I completed my first road race on Mother’s Day. It was only one mile, but for me it was, and is, a huge accomplishment.
When I was young, both of my older brothers were into sports and athletics. They both ran cross country. When I was in middle school, and at the very beginning of high school, I wanted nothing more than to run track and cross country. I was always striving to be accepted into the realm of coolness that surrounded my older brothers. Running was my one-way ticket in.
I was never really athletic, though. I was a girl, first off, and so with that came a different set of challenges and rules. I had curves, they didn’t. I had more fat than they did. I had short, fat legs and they were taller and thinner. I had less endurance and stamina, but they could be quick and strong at the same time.
Athletics and fitness for my brothers were ingrained in their existence. I struggled in ballet, I was scared of the ball in t-ball and kickball, and I had merely taken tumbling classes when I was a preteen. I wasn’t even in the same league as them when it came to physical fitness.
But that didn’t stop me. I took to running, and tried to stay the course. I struggled race after race, practice after practice. I was beat down, slow, and embarrassed to call myself a “runner.” I was a turkey trotting, slow poke of a running joke.
I remember always thinking that I was a distance runner. I didn’t have the speed to be a competitive sprinter. I competed in middle school cross country. We ran 2 miles. The 5K was for the big kids in high school.
I was a disaster. I was so slow. I was always dead last. It was horrifying.
But I stuck with it. I really liked my coach. Coach Keller. He coached both of my brothers, too. He was also a history teacher in our high school.
Anyways, one story that Coach Keller used to tell us has somehow managed to leave a lasting impression in my memory. He used to tell us that he would run so hard that he would throw up. After every race. His teammates used to joke around with him about it, and they eventually picked a spot off to the side of every course and called it “Keller’s Corner.” After crossing the finish line, Coach Keller would make his way off to the side, and start heaving.
Keller’s Corner is a disgusting story. And it’s funny. But after all of these years, I finally realized why he told us this story at almost every meet. He wasn’t telling us to give us a laugh, or break the competitive tension on the bus on the way to a race. He told us this story time and again to show us that we had to push ourselves, and challenge ourselves almost to the max, in order to succeed and win our races.

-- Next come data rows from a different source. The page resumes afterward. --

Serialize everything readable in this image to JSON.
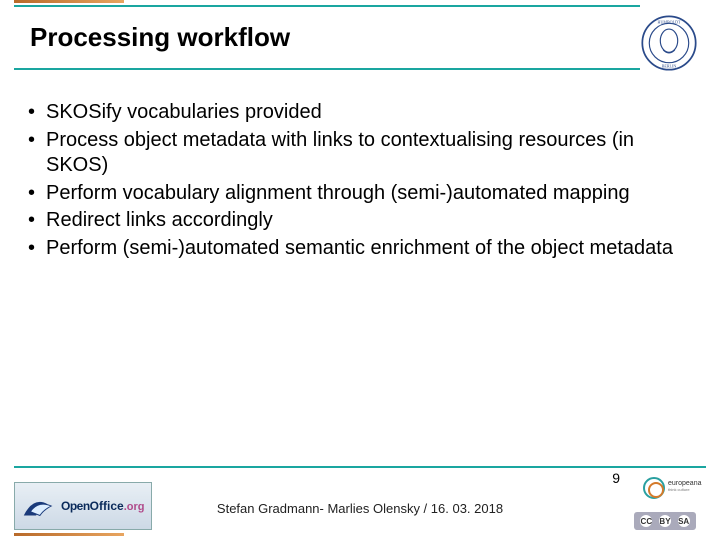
{
  "slide": {
    "title": "Processing workflow",
    "bullets": [
      "SKOSify vocabularies provided",
      "Process object metadata with links to contextualising resources (in SKOS)",
      "Perform vocabulary alignment through (semi-)automated mapping",
      "Redirect links accordingly",
      "Perform (semi-)automated semantic enrichment of the object metadata"
    ]
  },
  "footer": {
    "author_line": "Stefan Gradmann- Marlies Olensky / 16. 03. 2018",
    "page_number": "9"
  },
  "logos": {
    "openoffice_open": "Open",
    "openoffice_office": "Office",
    "openoffice_org": ".org",
    "europeana": "europeana",
    "europeana_sub": "think culture",
    "hu_seal": "Humboldt-Universität zu Berlin seal"
  },
  "cc": {
    "c1": "CC",
    "c2": "BY",
    "c3": "SA"
  }
}
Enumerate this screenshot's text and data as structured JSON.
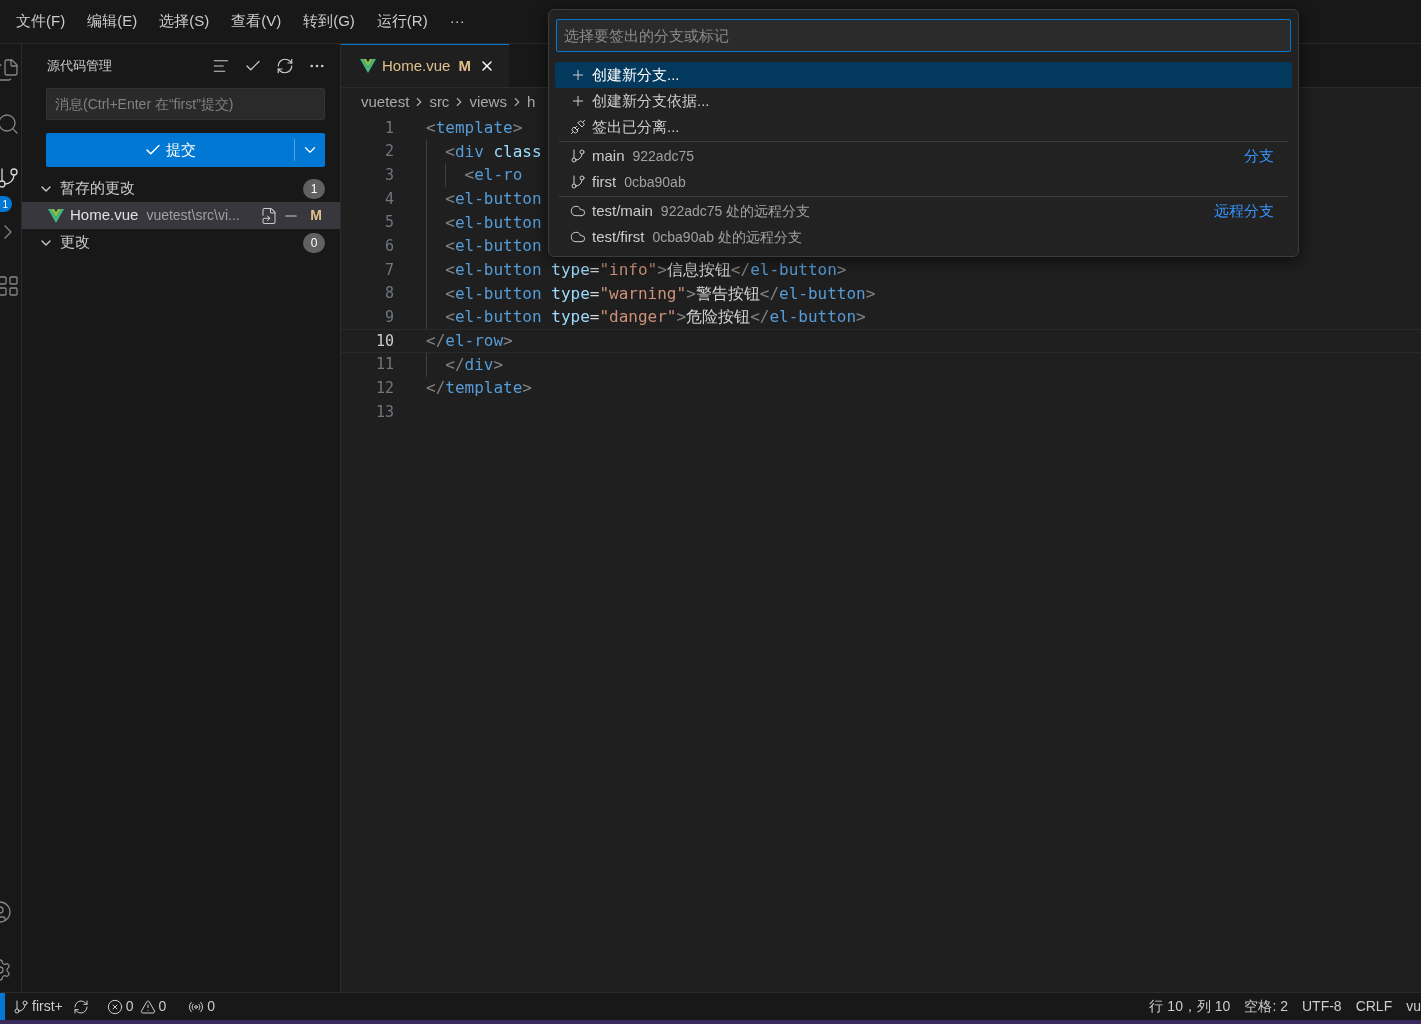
{
  "menu": {
    "items": [
      "文件(F)",
      "编辑(E)",
      "选择(S)",
      "查看(V)",
      "转到(G)",
      "运行(R)"
    ],
    "more": "···"
  },
  "activity_bar": {
    "badge": "1"
  },
  "sidebar": {
    "title": "源代码管理",
    "message_placeholder": "消息(Ctrl+Enter 在“first”提交)",
    "commit_label": "提交",
    "groups": [
      {
        "label": "暂存的更改",
        "count": "1",
        "expanded": true,
        "files": [
          {
            "name": "Home.vue",
            "path": "vuetest\\src\\vi...",
            "status": "M",
            "selected": true
          }
        ]
      },
      {
        "label": "更改",
        "count": "0",
        "expanded": true
      }
    ]
  },
  "editor": {
    "tab": {
      "name": "Home.vue",
      "status": "M",
      "selected": true
    },
    "breadcrumbs": [
      "vuetest",
      "src",
      "views",
      "h"
    ],
    "lines": [
      {
        "number": "1",
        "current": false,
        "tokens": [
          {
            "kind": "punct",
            "text": "<"
          },
          {
            "kind": "tag",
            "text": "template"
          },
          {
            "kind": "punct",
            "text": ">"
          }
        ]
      },
      {
        "number": "2",
        "current": false,
        "tokens": [
          {
            "kind": "punct",
            "text": "  <"
          },
          {
            "kind": "tag",
            "text": "div"
          },
          {
            "kind": "attr",
            "text": " class"
          }
        ]
      },
      {
        "number": "3",
        "current": false,
        "tokens": [
          {
            "kind": "punct",
            "text": "    <"
          },
          {
            "kind": "tag",
            "text": "el-ro"
          }
        ]
      },
      {
        "number": "4",
        "current": false,
        "tokens": [
          {
            "kind": "punct",
            "text": "  <"
          },
          {
            "kind": "tag",
            "text": "el-button"
          }
        ]
      },
      {
        "number": "5",
        "current": false,
        "tokens": [
          {
            "kind": "punct",
            "text": "  <"
          },
          {
            "kind": "tag",
            "text": "el-button"
          }
        ]
      },
      {
        "number": "6",
        "current": false,
        "tokens": [
          {
            "kind": "punct",
            "text": "  <"
          },
          {
            "kind": "tag",
            "text": "el-button"
          }
        ]
      },
      {
        "number": "7",
        "current": false,
        "tokens": [
          {
            "kind": "punct",
            "text": "  <"
          },
          {
            "kind": "tag",
            "text": "el-button"
          },
          {
            "kind": "attr",
            "text": " type"
          },
          {
            "kind": "text",
            "text": "="
          },
          {
            "kind": "string",
            "text": "\"info\""
          },
          {
            "kind": "punct",
            "text": ">"
          },
          {
            "kind": "text",
            "text": "信息按钮"
          },
          {
            "kind": "punct",
            "text": "</"
          },
          {
            "kind": "tag",
            "text": "el-button"
          },
          {
            "kind": "punct",
            "text": ">"
          }
        ]
      },
      {
        "number": "8",
        "current": false,
        "tokens": [
          {
            "kind": "punct",
            "text": "  <"
          },
          {
            "kind": "tag",
            "text": "el-button"
          },
          {
            "kind": "attr",
            "text": " type"
          },
          {
            "kind": "text",
            "text": "="
          },
          {
            "kind": "string",
            "text": "\"warning\""
          },
          {
            "kind": "punct",
            "text": ">"
          },
          {
            "kind": "text",
            "text": "警告按钮"
          },
          {
            "kind": "punct",
            "text": "</"
          },
          {
            "kind": "tag",
            "text": "el-button"
          },
          {
            "kind": "punct",
            "text": ">"
          }
        ]
      },
      {
        "number": "9",
        "current": false,
        "tokens": [
          {
            "kind": "punct",
            "text": "  <"
          },
          {
            "kind": "tag",
            "text": "el-button"
          },
          {
            "kind": "attr",
            "text": " type"
          },
          {
            "kind": "text",
            "text": "="
          },
          {
            "kind": "string",
            "text": "\"danger\""
          },
          {
            "kind": "punct",
            "text": ">"
          },
          {
            "kind": "text",
            "text": "危险按钮"
          },
          {
            "kind": "punct",
            "text": "</"
          },
          {
            "kind": "tag",
            "text": "el-button"
          },
          {
            "kind": "punct",
            "text": ">"
          }
        ]
      },
      {
        "number": "10",
        "current": true,
        "tokens": [
          {
            "kind": "punct",
            "text": "</"
          },
          {
            "kind": "tag",
            "text": "el-row"
          },
          {
            "kind": "punct",
            "text": ">"
          }
        ]
      },
      {
        "number": "11",
        "current": false,
        "tokens": [
          {
            "kind": "punct",
            "text": "  </"
          },
          {
            "kind": "tag",
            "text": "div"
          },
          {
            "kind": "punct",
            "text": ">"
          }
        ]
      },
      {
        "number": "12",
        "current": false,
        "tokens": [
          {
            "kind": "punct",
            "text": "</"
          },
          {
            "kind": "tag",
            "text": "template"
          },
          {
            "kind": "punct",
            "text": ">"
          }
        ]
      },
      {
        "number": "13",
        "current": false
      }
    ]
  },
  "quick_pick": {
    "placeholder": "选择要签出的分支或标记",
    "items": [
      {
        "kind": "create",
        "label": "创建新分支...",
        "selected": true
      },
      {
        "kind": "create",
        "label": "创建新分支依据...",
        "selected": false
      },
      {
        "kind": "detach",
        "label": "签出已分离...",
        "selected": false
      },
      {
        "kind": "branch",
        "label": "main",
        "detail": "922adc75",
        "group_label": "分支",
        "selected": false
      },
      {
        "kind": "branch",
        "label": "first",
        "detail": "0cba90ab",
        "selected": false
      },
      {
        "kind": "remote",
        "label": "test/main",
        "detail": "922adc75 处的远程分支",
        "group_label": "远程分支",
        "selected": false
      },
      {
        "kind": "remote",
        "label": "test/first",
        "detail": "0cba90ab 处的远程分支",
        "selected": false
      }
    ]
  },
  "status_bar": {
    "branch": "first+",
    "errors": "0",
    "warnings": "0",
    "ports": "0",
    "right": [
      "行 10，列 10",
      "空格: 2",
      "UTF-8",
      "CRLF",
      "vu"
    ]
  }
}
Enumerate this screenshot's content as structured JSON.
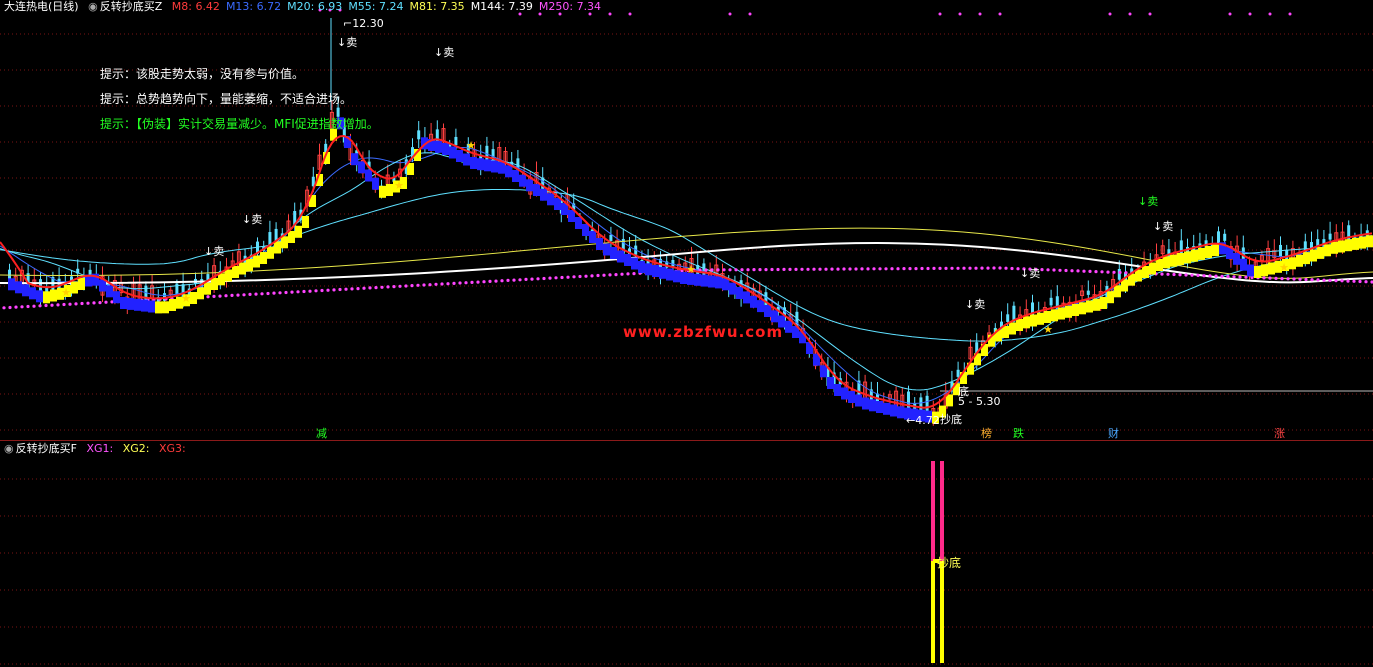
{
  "main_header": {
    "stock": "大连热电",
    "period": "(日线)",
    "indicator": "反转抄底买Z",
    "ma": [
      {
        "label": "M8: 6.42",
        "color": "#ff3b3b"
      },
      {
        "label": "M13: 6.72",
        "color": "#3b6bff"
      },
      {
        "label": "M20: 6.93",
        "color": "#5fe0ff"
      },
      {
        "label": "M55: 7.24",
        "color": "#5fe0ff"
      },
      {
        "label": "M81: 7.35",
        "color": "#ffff55"
      },
      {
        "label": "M144: 7.39",
        "color": "#ffffff"
      },
      {
        "label": "M250: 7.34",
        "color": "#ff55ff"
      }
    ]
  },
  "tips": [
    "提示：该股走势太弱，没有参与价值。",
    "提示：总势趋势向下，量能萎缩，不适合进场。",
    "提示：【伪装】实计交易量减少。MFI促进指数增加。"
  ],
  "labels": {
    "high": "12.30",
    "low": "4.72",
    "range": "5 - 5.30",
    "sell": "↓卖",
    "bottom": "抄底",
    "bottom_short": "底",
    "watermark": "www.zbzfwu.com"
  },
  "markers": [
    {
      "text": "减",
      "color": "#22ff22"
    },
    {
      "text": "榜",
      "color": "#ffb02e"
    },
    {
      "text": "跌",
      "color": "#22ff22"
    },
    {
      "text": "财",
      "color": "#4aa8ff"
    },
    {
      "text": "涨",
      "color": "#ff4444"
    }
  ],
  "sub_header": {
    "indicator": "反转抄底买F",
    "xg1": "XG1:",
    "xg2": "XG2:",
    "xg3": "XG3:"
  },
  "sub_label": "抄底"
}
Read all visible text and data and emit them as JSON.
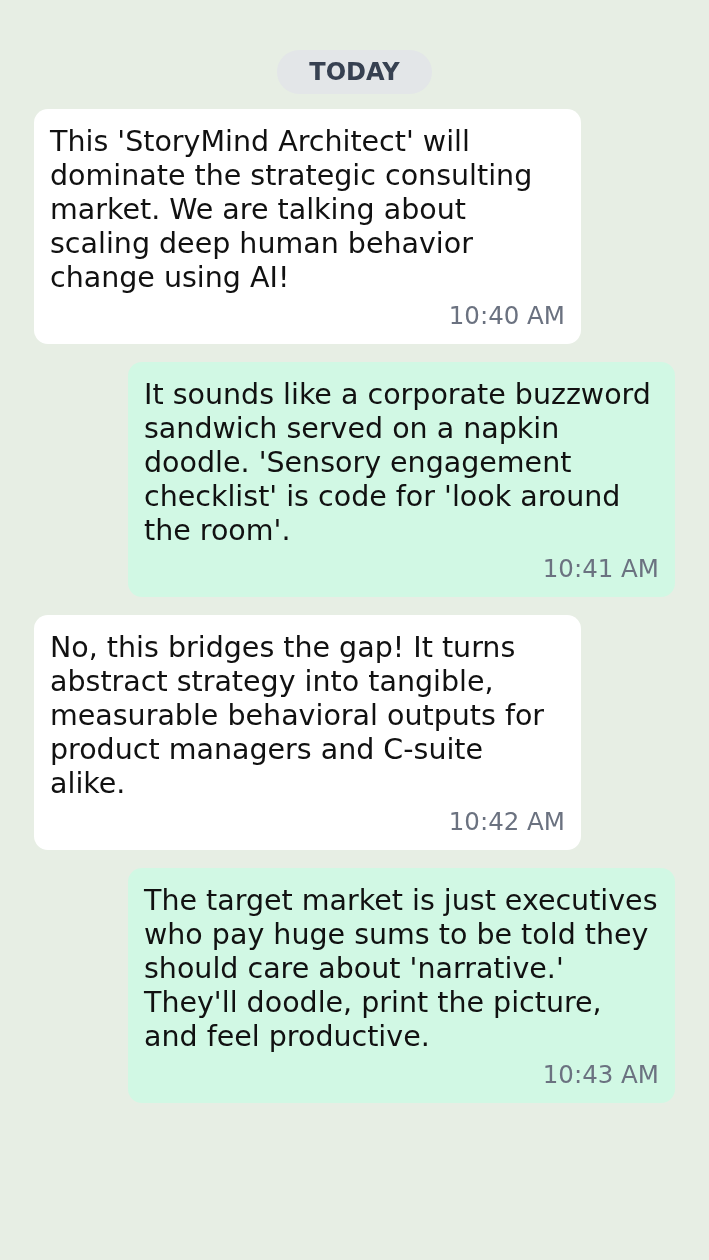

I was no great cross country star. In fact, I quit cross country upon entering high school. It wasn’t me. I wasn’t good, and I didn’t have the conditioning or discipline to want to even try to be good.
Today is a different story. I’ve been through hell and back with my body. I am older and wiser. I am making smart life choices. Staying in shape and being healthy is one of those choices.
Now every time I run, I think of Keller’s Corner. In the throes of my painful, tiring, running existence, I press on. If I haven’t thrown up yet, I haven’t pushed myself hard enough. Pain is temporary. But the satisfaction of knowing that I have pushed forward, challenged myself, and succeeded, will last me a lifetime.
When I set out to write this entry, I was going to essentially sum up my running life for you. I wanted to tell you about my various coaches and a few instances I recall during practices and meets, and how I went from a “rags to riches” story, so to speak.
Somehow I have taken a different path and shared with you the story of Coach Keller and how his random, disgusting story, has led me to continually test my own strength, endurance and stamina. I think I’ll leave this entry how it is now. Tomorrow we can talk about the other stuff.
“Racing teaches us to challenge ourselves. It teaches us to push beyond where we thought we could go. It helps us to find out what we are made of. This is what we do. This is what it’s all about.”
~PattiSue Plumer, U.S. Olympian